In January of 1964, Robert Penn Warren left his office in the English Department at Yale and set out for Mississippi and Alabama, where he would interview black leaders of the Civil Rights movement. A compilation of these interviews, Who Speaks for the Negro? (1965) is Warren's most comprehensive rumination both on racial inequality and his long and often ambivalent relation to it. At the start of his literary career, this unrepentant Southern Agrarian defended segregation and railed against what he took to be the North's self-righteous concern with black welfare. And for close to forty years, Warren would temper his gradual, reluctant acceptance of integration with bitter, indignant denunciations of any Federal action that might impose upon the South a moral vision not entirely its own. Who Speaks for the Negro is without doubt Warren's most heartfelt denunciation of Southern bigotry. But as self-assured as this book at moments feels in its defense of civil rights, it too equivocates over the place of state intervention in redressing the South's systematic denial of these rights to its black citizens. It is perhaps not surprising, then, that Warren should conclude by shifting the terms of his inquiry away from thorny questions of rights toward a consideration of the more properly cultural effects of integration. Ambivalent about what it means for anyone—let alone a government—to act in the name of an oppressed minority, Warren more confidently decries the imaginary "identifications" that lead Northerners actually to act like African Americans. 1
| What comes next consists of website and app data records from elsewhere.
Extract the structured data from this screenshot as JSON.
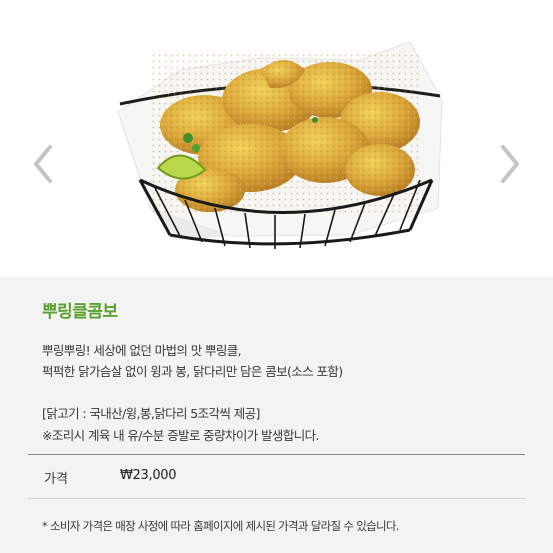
{
  "product": {
    "name": "뿌링클콤보",
    "description": [
      "뿌링뿌링! 세상에 없던 마법의 맛 뿌링클,",
      "퍽퍽한 닭가슴살 없이 윙과 봉, 닭다리만 담은 콤보(소스 포함)",
      "",
      "[닭고기 : 국내산/윙,봉,닭다리 5조각씩 제공]",
      "※조리시 계육 내 유/수분 증발로 중량차이가 발생합니다."
    ],
    "price_label": "가격",
    "price_value": "₩23,000",
    "notice": "* 소비자 가격은 매장 사정에 따라 홈페이지에 제시된 가격과 달라질 수 있습니다."
  },
  "icons": {
    "prev": "chevron-left-icon",
    "next": "chevron-right-icon"
  },
  "colors": {
    "accent": "#5aa02c",
    "panel": "#f3f3f3"
  }
}
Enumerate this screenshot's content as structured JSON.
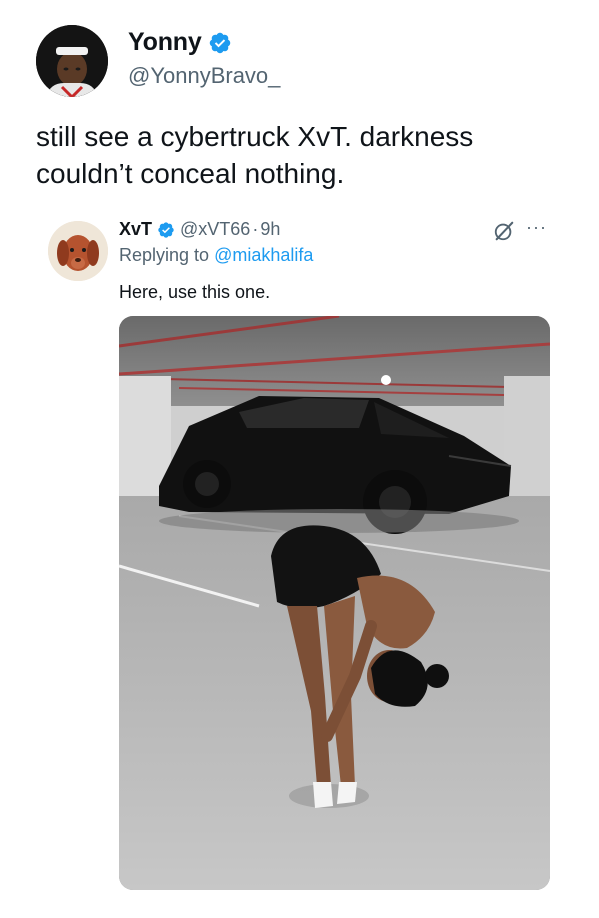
{
  "tweet": {
    "author_name": "Yonny",
    "author_handle": "@YonnyBravo_",
    "text": "still see a cybertruck XvT. darkness couldn’t conceal nothing.",
    "verified": true
  },
  "quoted": {
    "author_name": "XvT",
    "author_handle": "@xVT66",
    "separator": "·",
    "time": "9h",
    "replying_prefix": "Replying to",
    "replying_to": "@miakhalifa",
    "text": "Here, use this one.",
    "verified": true,
    "more_label": "···"
  },
  "icons": {
    "verified": "verified-badge-icon",
    "grok": "grok-icon",
    "more": "more-icon"
  },
  "colors": {
    "verified_blue": "#1d9bf0",
    "secondary_text": "#536471",
    "primary_text": "#0f1419",
    "link": "#1d9bf0"
  }
}
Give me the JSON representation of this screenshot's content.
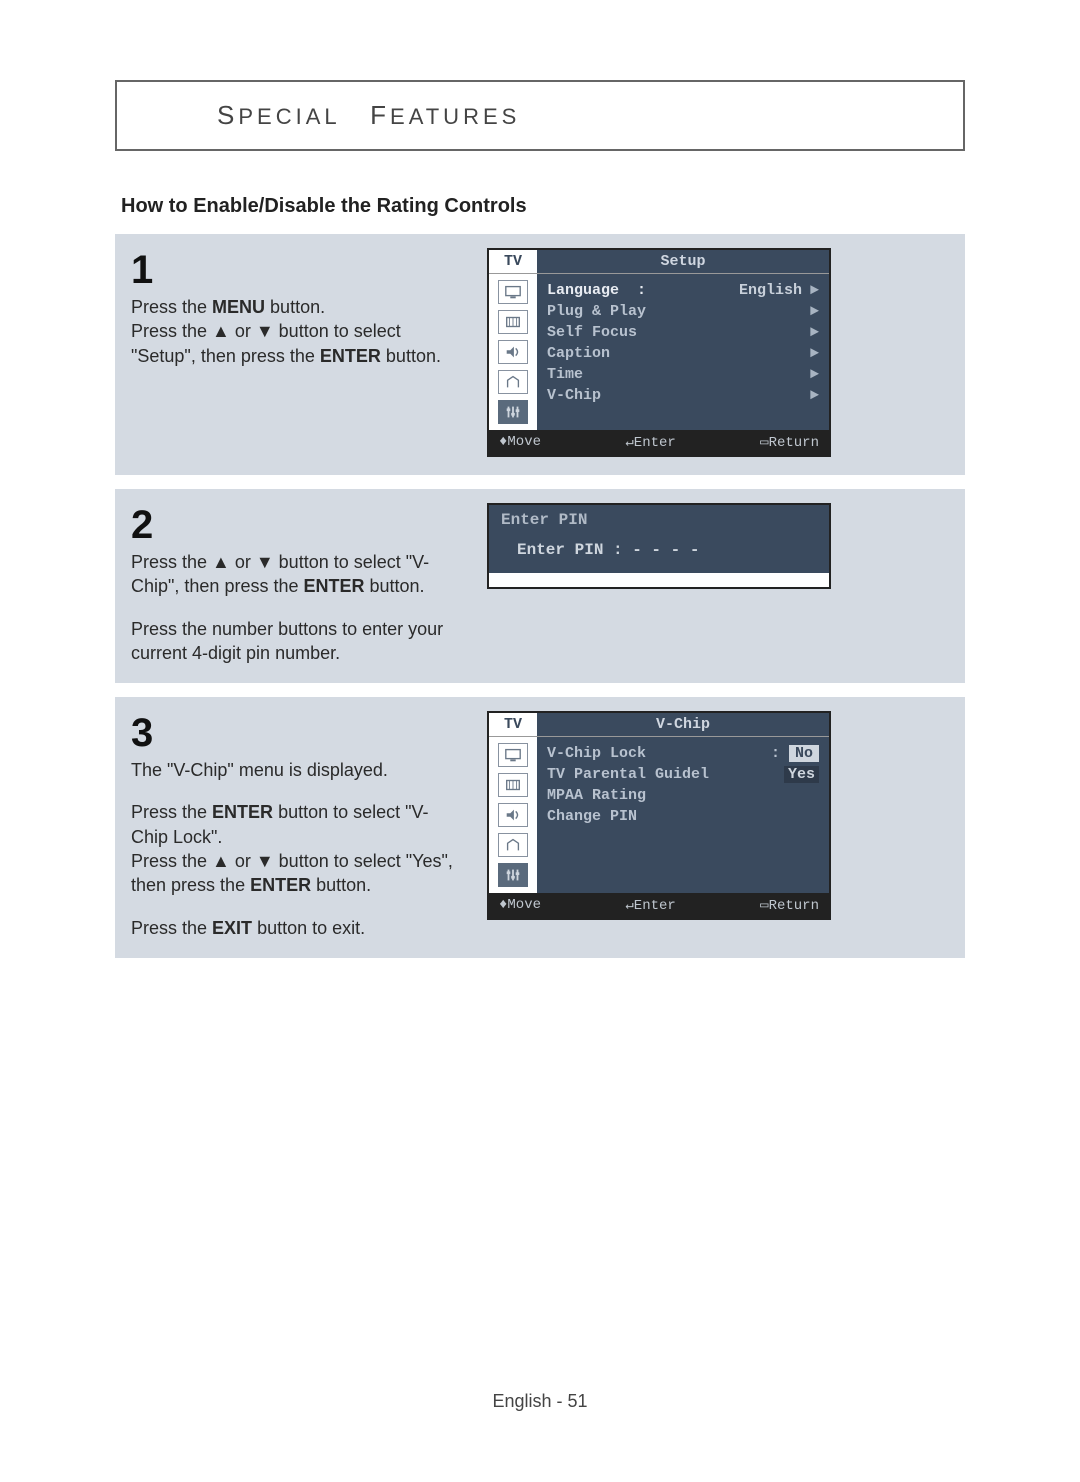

Not quite willing to dismiss the political activist, Warren turns his scorn on an altogether different kind of activist, the modern hipster, that paragon of this century's sexually and racially-inflected politics of style. Even more noxious than the do-gooder's effort to reform a way of life of which he is ignorant is the at times concomitant tendency to want actually to live in an African American body. The desire for these adolescent identifications, Warren objected, Freud in hand, was as empty as it was common:
Civilization thwarts us, we are starved for instinctual and affective satisfactions—or at least have to locate them well down in a hierarchy of values and subject them to dreary postponements. So we turn to the Noble Savage. Or civilization tarnishes us, for we live in a texture of conflicting values and move in a maze of moral casuistries which block or distort what we regard as our purer and more generous impulses. So we turn [End Page 345] to the Noble Savage. Or civilization gives us only false and derivative knowledge, and has cut us off from the well-springs of experience and truth, from nature and our deeper selves. So we turn to the Noble Savage. He becomes the symbolic vessel of a number of things we yearn for, the image in which we find our vicarious satisfactions. 2
This kind of primitivism had been familiar to the American scene at least since the twenties, and had recently taken a particularly noxious turn in Norman Mailer's "The White Negro" (1957), which advised aspiring hipsters to identify with urban black Americans in order "to create a new nervous system for themselves." 3 Despite its antipathy toward psychoanalysis and its vitriolic denunciations of therapeutic culture, Mailer's essay draws mainly from Freud's Civilization and its Discontents to depict a postwar society as repressive in its hostility to instinct as it is deadly in its collectivizing, systematizing procedures of population management. Mailer describes and endorses an emergent youth culture fleeing from this beat scene for the urban haunts and imagined styles of "the Negro," who "had stayed alive and begun to grow by following the need of his body where he could." 4 The hipster acted like black men in what was to Mailer the justifiable hope that some of their sexual potency—nourished by years of living in the face...